3. At oral argument, the State was asked about the record evincing furtive gestures by appellant. In response, it stated that as the officer approached, appellant interlaced his fingers behind his head. This purportedly suggested, to the State, that appellant had previously been involved with the criminal justice system. However, nothing presented during the hearing suggested that appellant had a criminal record, was believed to have had a criminal record, or had ever interacted with law enforcement personnel before this incident. More importantly, the record clearly reveals that appellant interlaced his fingers behind his head in response to the officer's directive to do so.

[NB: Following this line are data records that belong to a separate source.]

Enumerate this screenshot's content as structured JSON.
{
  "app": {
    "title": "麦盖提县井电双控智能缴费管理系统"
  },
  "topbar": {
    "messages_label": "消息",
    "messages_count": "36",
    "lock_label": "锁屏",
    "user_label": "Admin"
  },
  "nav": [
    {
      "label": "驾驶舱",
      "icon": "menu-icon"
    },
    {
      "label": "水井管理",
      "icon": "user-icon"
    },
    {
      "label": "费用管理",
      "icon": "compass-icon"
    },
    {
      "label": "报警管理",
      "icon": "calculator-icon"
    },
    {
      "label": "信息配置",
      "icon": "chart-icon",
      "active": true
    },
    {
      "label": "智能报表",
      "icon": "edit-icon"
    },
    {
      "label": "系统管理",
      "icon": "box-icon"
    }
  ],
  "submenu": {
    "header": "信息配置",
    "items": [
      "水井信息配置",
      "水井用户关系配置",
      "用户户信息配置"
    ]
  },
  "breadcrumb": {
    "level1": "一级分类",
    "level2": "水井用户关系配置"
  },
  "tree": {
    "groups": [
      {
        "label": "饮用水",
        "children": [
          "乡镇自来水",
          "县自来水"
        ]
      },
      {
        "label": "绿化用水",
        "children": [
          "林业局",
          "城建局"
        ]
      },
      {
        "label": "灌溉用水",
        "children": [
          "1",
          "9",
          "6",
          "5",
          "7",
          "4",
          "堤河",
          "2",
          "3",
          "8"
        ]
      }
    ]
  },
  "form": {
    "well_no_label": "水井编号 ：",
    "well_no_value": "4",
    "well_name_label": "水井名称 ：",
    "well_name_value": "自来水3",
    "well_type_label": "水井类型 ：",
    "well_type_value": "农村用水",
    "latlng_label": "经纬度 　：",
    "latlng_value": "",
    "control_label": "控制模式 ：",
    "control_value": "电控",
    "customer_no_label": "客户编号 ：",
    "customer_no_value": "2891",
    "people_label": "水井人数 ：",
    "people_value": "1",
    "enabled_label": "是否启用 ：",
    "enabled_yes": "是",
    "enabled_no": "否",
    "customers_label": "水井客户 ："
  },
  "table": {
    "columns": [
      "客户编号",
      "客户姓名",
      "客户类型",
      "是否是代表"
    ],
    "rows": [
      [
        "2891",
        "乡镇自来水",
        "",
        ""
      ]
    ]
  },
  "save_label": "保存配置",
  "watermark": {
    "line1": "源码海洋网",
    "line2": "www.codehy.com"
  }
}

4. He did testify that the bulge felt hard like a metal object. However, that observation was made after the officer conducted the initial frisk. And, unless the initial frisk was justified, observations or evidence obtained from the initial frisk cannot be used to legitimize it. See Carver v. State, 746 S.W.2d 869, 872 (Tex.App.-Houston [14th Dist.] 1988), pet. ref'd) (stating that a search must be justified based on what is known to the officer at the inception of the search not by what is discovered as a result of the search). Similarly, that officer Rolan believed appellant tried to deceive him by identifying the object as a cell phone and that appellant denied Rolan the consent to search the pack (assuming of course the invocation of one's right to be free of unwarranted governmental intrusion can be considered against him) is irrelevant to our inquiry as well for they too came after Rolan had undertaken the initial frisk.
5. The trial court did find that “Officer Rolan was aware that person's [sic], including police officers, frequently carry firearms and other weapons in ‘fanny packs.’ ” (Emphasis added). Yet, a review of the officer's testimony actually discloses that Rolan said “a lot of police officers carry similar fanny packs for the sole purpose of carrying handguns.” Nowhere did he testify that anyone other than police officers did so. Nor can we say one can reasonably infer that lay people so carry weapons simply because police officers do. Police officers may well have reason to utilize fanny packs in that manner though lay people may not. Consequently, there is no evidence of record supporting the proposition that “persons” in general carry weapons in fanny packs. Indeed, there was not even one in the fanny pack of appellant.
6. As the State points out, the trial court made reference to the location of the stop as a factor in deciding to deny the motion. However, Rolan never testified about the area being one known for crime, violence, drug trafficking or the like. Therefore, no evidence supports the use of the location as indicia justifying the stop. On the other hand, evidence does appear illustrating that appellant stopped in a parking lot of a convenience store and that two other officers were at the site, apparently exiting from the store. Thus, Rolan was not alone in a secluded area at the time.
7. So too did Rolan cite the purported deception of appellant as basis for feeling threatened. The deception to which he referred involved appellant's description of the bulge as his cell phone. Yet, that statement of appellant came after the initial search. Thus, it cannot serve as basis for supporting the initial search.
BRIAN QUINN, Justice.